What to do: Write out all of the records precisely. Skip anything that is a picture.

Dataset rows describing interfaces:
>>>

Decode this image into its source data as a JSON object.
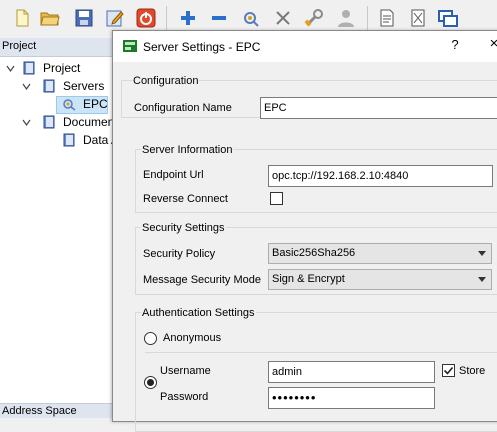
{
  "toolbar": {
    "icons": [
      "new-file-icon",
      "open-folder-icon",
      "save-icon",
      "edit-icon",
      "power-icon",
      "add-icon",
      "remove-icon",
      "connect-icon",
      "disconnect-icon",
      "settings-wrench-icon",
      "user-icon",
      "document-icon",
      "clear-icon",
      "windows-icon"
    ]
  },
  "project_panel": {
    "header": "Project",
    "tree": [
      {
        "label": "Project"
      },
      {
        "label": "Servers"
      },
      {
        "label": "EPC"
      },
      {
        "label": "Documen"
      },
      {
        "label": "Data A"
      }
    ],
    "address_space_header": "Address Space"
  },
  "dialog": {
    "title": "Server Settings - EPC",
    "help": "?",
    "close": "×",
    "configuration": {
      "group_title": "Configuration",
      "name_label": "Configuration Name",
      "name_value": "EPC"
    },
    "server_information": {
      "group_title": "Server Information",
      "endpoint_label": "Endpoint Url",
      "endpoint_value": "opc.tcp://192.168.2.10:4840",
      "reverse_label": "Reverse Connect",
      "reverse_checked": false
    },
    "security": {
      "group_title": "Security Settings",
      "policy_label": "Security Policy",
      "policy_value": "Basic256Sha256",
      "mode_label": "Message Security Mode",
      "mode_value": "Sign & Encrypt"
    },
    "authentication": {
      "group_title": "Authentication Settings",
      "anonymous_label": "Anonymous",
      "anonymous_selected": false,
      "username_selected": true,
      "username_label": "Username",
      "username_value": "admin",
      "store_label": "Store",
      "store_checked": true,
      "password_label": "Password",
      "password_value": "••••••••"
    }
  }
}
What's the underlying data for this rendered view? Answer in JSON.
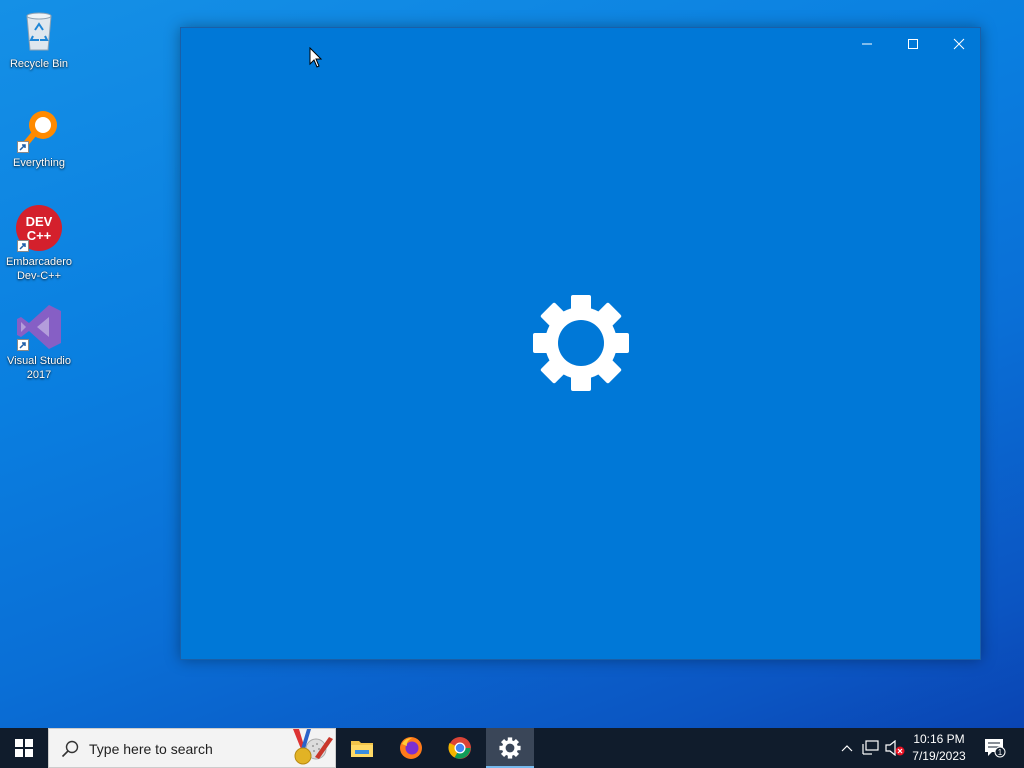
{
  "desktop": {
    "icons": [
      {
        "label": "Recycle Bin"
      },
      {
        "label": "Everything"
      },
      {
        "label": "Embarcadero Dev-C++"
      },
      {
        "label": "Visual Studio 2017"
      }
    ]
  },
  "window": {
    "icon": "gear-icon",
    "accent": "#0078d7"
  },
  "taskbar": {
    "search_placeholder": "Type here to search",
    "apps": [
      "file-explorer-icon",
      "firefox-icon",
      "chrome-icon",
      "settings-gear-icon"
    ],
    "clock": {
      "time": "10:16 PM",
      "date": "7/19/2023"
    },
    "notification_count": "1"
  },
  "colors": {
    "taskbar": "#101c2c",
    "window_bg": "#0078d7"
  }
}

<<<

Your response:
Decode this image into its source data as a JSON object.
{
  "toolbar": {
    "icons": [
      "new-file-icon",
      "open-folder-icon",
      "save-icon",
      "edit-icon",
      "power-icon",
      "add-icon",
      "remove-icon",
      "connect-icon",
      "disconnect-icon",
      "settings-wrench-icon",
      "user-icon",
      "document-icon",
      "clear-icon",
      "windows-icon"
    ]
  },
  "project_panel": {
    "header": "Project",
    "tree": [
      {
        "label": "Project"
      },
      {
        "label": "Servers"
      },
      {
        "label": "EPC"
      },
      {
        "label": "Documen"
      },
      {
        "label": "Data A"
      }
    ],
    "address_space_header": "Address Space"
  },
  "dialog": {
    "title": "Server Settings - EPC",
    "help": "?",
    "close": "×",
    "configuration": {
      "group_title": "Configuration",
      "name_label": "Configuration Name",
      "name_value": "EPC"
    },
    "server_information": {
      "group_title": "Server Information",
      "endpoint_label": "Endpoint Url",
      "endpoint_value": "opc.tcp://192.168.2.10:4840",
      "reverse_label": "Reverse Connect",
      "reverse_checked": false
    },
    "security": {
      "group_title": "Security Settings",
      "policy_label": "Security Policy",
      "policy_value": "Basic256Sha256",
      "mode_label": "Message Security Mode",
      "mode_value": "Sign & Encrypt"
    },
    "authentication": {
      "group_title": "Authentication Settings",
      "anonymous_label": "Anonymous",
      "anonymous_selected": false,
      "username_selected": true,
      "username_label": "Username",
      "username_value": "admin",
      "store_label": "Store",
      "store_checked": true,
      "password_label": "Password",
      "password_value": "••••••••"
    }
  }
}
What's the underlying data for this rendered view? Answer in JSON.
{
  "desktop": {
    "icons": [
      {
        "label": "Recycle Bin"
      },
      {
        "label": "Everything"
      },
      {
        "label": "Embarcadero Dev-C++"
      },
      {
        "label": "Visual Studio 2017"
      }
    ]
  },
  "window": {
    "icon": "gear-icon",
    "accent": "#0078d7"
  },
  "taskbar": {
    "search_placeholder": "Type here to search",
    "apps": [
      "file-explorer-icon",
      "firefox-icon",
      "chrome-icon",
      "settings-gear-icon"
    ],
    "clock": {
      "time": "10:16 PM",
      "date": "7/19/2023"
    },
    "notification_count": "1"
  },
  "colors": {
    "taskbar": "#101c2c",
    "window_bg": "#0078d7"
  }
}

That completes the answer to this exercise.